= WHAT YOU ARE ASKED TO DO =
Omitting the pictures, print every line below exactly as it stands.

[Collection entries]

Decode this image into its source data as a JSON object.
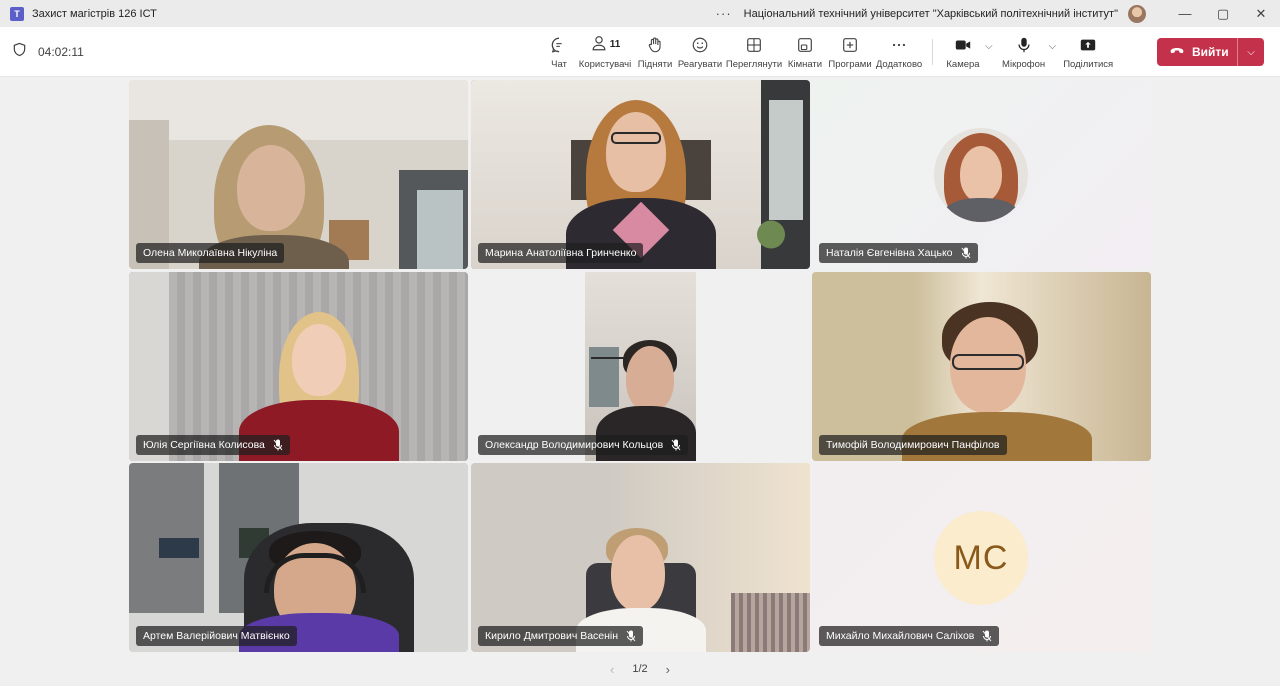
{
  "window": {
    "title": "Захист магістрів 126 ІСТ",
    "organization": "Національний технічний університет \"Харківський політехнічний інститут\"",
    "more": "···",
    "controls": {
      "minimize": "—",
      "restore": "▢",
      "close": "✕"
    }
  },
  "toolbar": {
    "timer": "04:02:11",
    "buttons": {
      "chat": "Чат",
      "people": "Користувачі",
      "people_count": "11",
      "raise": "Підняти",
      "react": "Реагувати",
      "view": "Переглянути",
      "rooms": "Кімнати",
      "apps": "Програми",
      "more": "Додатково",
      "camera": "Камера",
      "mic": "Мікрофон",
      "share": "Поділитися"
    },
    "leave": "Вийти",
    "leave_color": "#c4314b"
  },
  "participants": [
    {
      "name": "Олена Миколаївна Нікуліна",
      "muted": false
    },
    {
      "name": "Марина Анатоліївна Гринченко",
      "muted": false,
      "speaking": true
    },
    {
      "name": "Наталія Євгенівна Хацько",
      "muted": true
    },
    {
      "name": "Юлія Сергіївна Колисова",
      "muted": true
    },
    {
      "name": "Олександр Володимирович Кольцов",
      "muted": true
    },
    {
      "name": "Тимофій Володимирович Панфілов",
      "muted": false
    },
    {
      "name": "Артем Валерійович Матвієнко",
      "muted": false
    },
    {
      "name": "Кирило Дмитрович Васенін",
      "muted": true
    },
    {
      "name": "Михайло Михайлович Саліхов",
      "muted": true,
      "initials": "МС"
    }
  ],
  "pager": {
    "prev": "‹",
    "label": "1/2",
    "next": "›"
  },
  "colors": {
    "accent": "#6264a7",
    "leave": "#c4314b",
    "initials_bg": "#fbecce",
    "initials_text": "#8a5a1a"
  }
}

= FINISHED TASK =
Decode this image into its source data as a JSON object.
{
  "window": {
    "title": "Захист магістрів 126 ІСТ",
    "organization": "Національний технічний університет \"Харківський політехнічний інститут\"",
    "more": "···",
    "controls": {
      "minimize": "—",
      "restore": "▢",
      "close": "✕"
    }
  },
  "toolbar": {
    "timer": "04:02:11",
    "buttons": {
      "chat": "Чат",
      "people": "Користувачі",
      "people_count": "11",
      "raise": "Підняти",
      "react": "Реагувати",
      "view": "Переглянути",
      "rooms": "Кімнати",
      "apps": "Програми",
      "more": "Додатково",
      "camera": "Камера",
      "mic": "Мікрофон",
      "share": "Поділитися"
    },
    "leave": "Вийти",
    "leave_color": "#c4314b"
  },
  "participants": [
    {
      "name": "Олена Миколаївна Нікуліна",
      "muted": false
    },
    {
      "name": "Марина Анатоліївна Гринченко",
      "muted": false,
      "speaking": true
    },
    {
      "name": "Наталія Євгенівна Хацько",
      "muted": true
    },
    {
      "name": "Юлія Сергіївна Колисова",
      "muted": true
    },
    {
      "name": "Олександр Володимирович Кольцов",
      "muted": true
    },
    {
      "name": "Тимофій Володимирович Панфілов",
      "muted": false
    },
    {
      "name": "Артем Валерійович Матвієнко",
      "muted": false
    },
    {
      "name": "Кирило Дмитрович Васенін",
      "muted": true
    },
    {
      "name": "Михайло Михайлович Саліхов",
      "muted": true,
      "initials": "МС"
    }
  ],
  "pager": {
    "prev": "‹",
    "label": "1/2",
    "next": "›"
  },
  "colors": {
    "accent": "#6264a7",
    "leave": "#c4314b",
    "initials_bg": "#fbecce",
    "initials_text": "#8a5a1a"
  }
}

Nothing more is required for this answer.